Supplied material:
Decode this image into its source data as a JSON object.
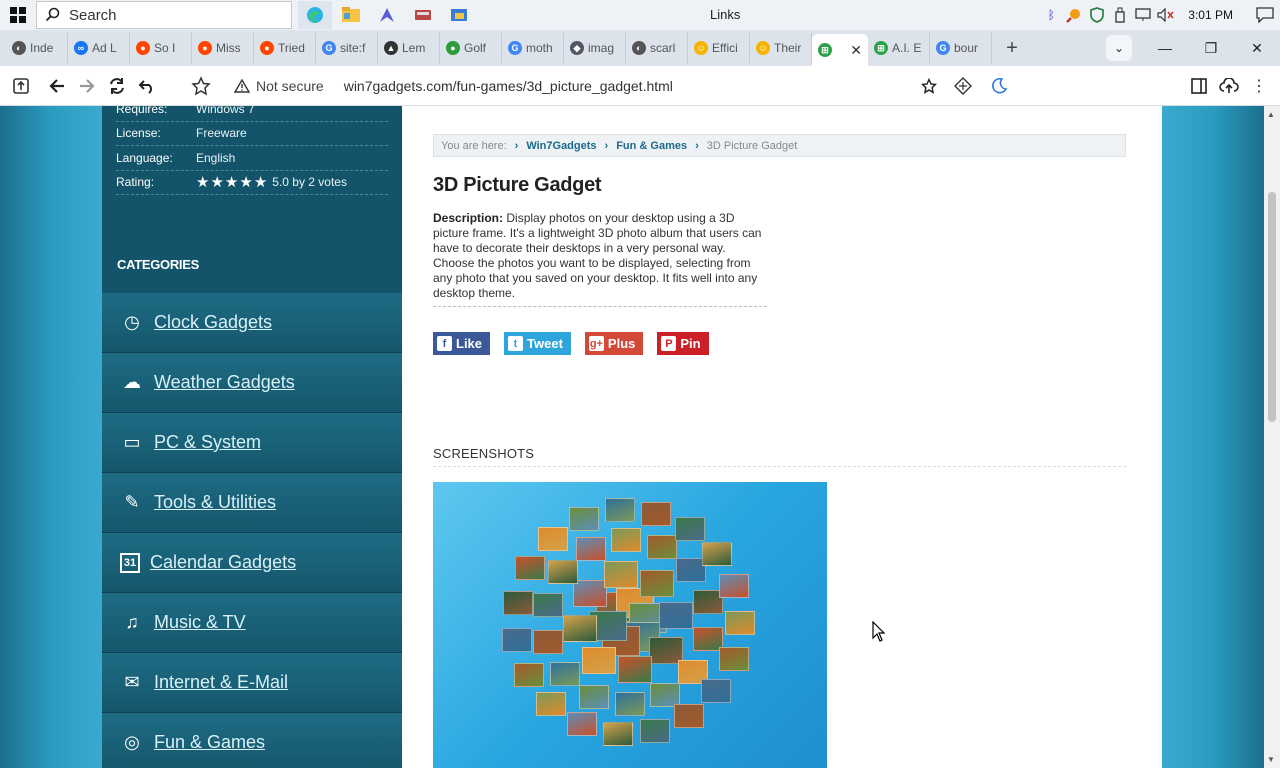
{
  "taskbar": {
    "search_placeholder": "Search",
    "window_title": "Links",
    "time": "3:01 PM"
  },
  "tabs": [
    {
      "label": "Inde",
      "color": "#555",
      "glyph": "◐"
    },
    {
      "label": "Ad L",
      "color": "#1877f2",
      "glyph": "∞"
    },
    {
      "label": "So I",
      "color": "#ff4500",
      "glyph": "●"
    },
    {
      "label": "Miss",
      "color": "#ff4500",
      "glyph": "●"
    },
    {
      "label": "Tried",
      "color": "#ff4500",
      "glyph": "●"
    },
    {
      "label": "site:f",
      "color": "#4285f4",
      "glyph": "G"
    },
    {
      "label": "Lem",
      "color": "#333",
      "glyph": "▲"
    },
    {
      "label": "Golf",
      "color": "#2e9b3c",
      "glyph": "●"
    },
    {
      "label": "moth",
      "color": "#4285f4",
      "glyph": "G"
    },
    {
      "label": "imag",
      "color": "#556",
      "glyph": "◆"
    },
    {
      "label": "scarl",
      "color": "#555",
      "glyph": "◐"
    },
    {
      "label": "Effici",
      "color": "#f4b400",
      "glyph": "☺"
    },
    {
      "label": "Their",
      "color": "#f4b400",
      "glyph": "☺"
    },
    {
      "label": "",
      "color": "#2aa34a",
      "glyph": "⊞",
      "active": true
    },
    {
      "label": "A.I. E",
      "color": "#2aa34a",
      "glyph": "⊞"
    },
    {
      "label": "bour",
      "color": "#4285f4",
      "glyph": "G"
    }
  ],
  "toolbar": {
    "security_label": "Not secure",
    "url": "win7gadgets.com/fun-games/3d_picture_gadget.html"
  },
  "sidebar": {
    "specs": [
      {
        "key": "Requires:",
        "value": "Windows 7"
      },
      {
        "key": "License:",
        "value": "Freeware"
      },
      {
        "key": "Language:",
        "value": "English"
      }
    ],
    "rating_key": "Rating:",
    "rating_text": "5.0 by 2 votes",
    "rating_stars": 5,
    "categories_title": "CATEGORIES",
    "categories": [
      {
        "label": "Clock Gadgets",
        "icon": "clock-icon",
        "glyph": "◷"
      },
      {
        "label": "Weather Gadgets",
        "icon": "weather-icon",
        "glyph": "☁"
      },
      {
        "label": "PC & System",
        "icon": "monitor-icon",
        "glyph": "▭"
      },
      {
        "label": "Tools & Utilities",
        "icon": "wrench-icon",
        "glyph": "✎"
      },
      {
        "label": "Calendar Gadgets",
        "icon": "calendar-icon",
        "glyph": "31"
      },
      {
        "label": "Music & TV",
        "icon": "music-icon",
        "glyph": "♫"
      },
      {
        "label": "Internet & E-Mail",
        "icon": "mail-icon",
        "glyph": "✉"
      },
      {
        "label": "Fun & Games",
        "icon": "gamepad-icon",
        "glyph": "◎"
      }
    ]
  },
  "content": {
    "breadcrumb": {
      "prefix": "You are here:",
      "home": "Win7Gadgets",
      "section": "Fun & Games",
      "current": "3D Picture Gadget"
    },
    "title": "3D Picture Gadget",
    "description_label": "Description:",
    "description": "Display photos on your desktop using a 3D picture frame. It's a lightweight 3D photo album that users can have to decorate their desktops in a very personal way. Choose the photos you want to be displayed, selecting from any photo that you saved on your desktop. It fits well into any desktop theme.",
    "social": [
      {
        "label": "Like",
        "color": "#3b5998",
        "glyph": "f"
      },
      {
        "label": "Tweet",
        "color": "#2fa5dd",
        "glyph": "t"
      },
      {
        "label": "Plus",
        "color": "#d34836",
        "glyph": "g+"
      },
      {
        "label": "Pin",
        "color": "#cb2027",
        "glyph": "P"
      }
    ],
    "screenshots_heading": "SCREENSHOTS"
  }
}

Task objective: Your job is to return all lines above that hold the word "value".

Result for this exercise:
        "value": "Windows 7"
        "value": "Freeware"
        "value": "English"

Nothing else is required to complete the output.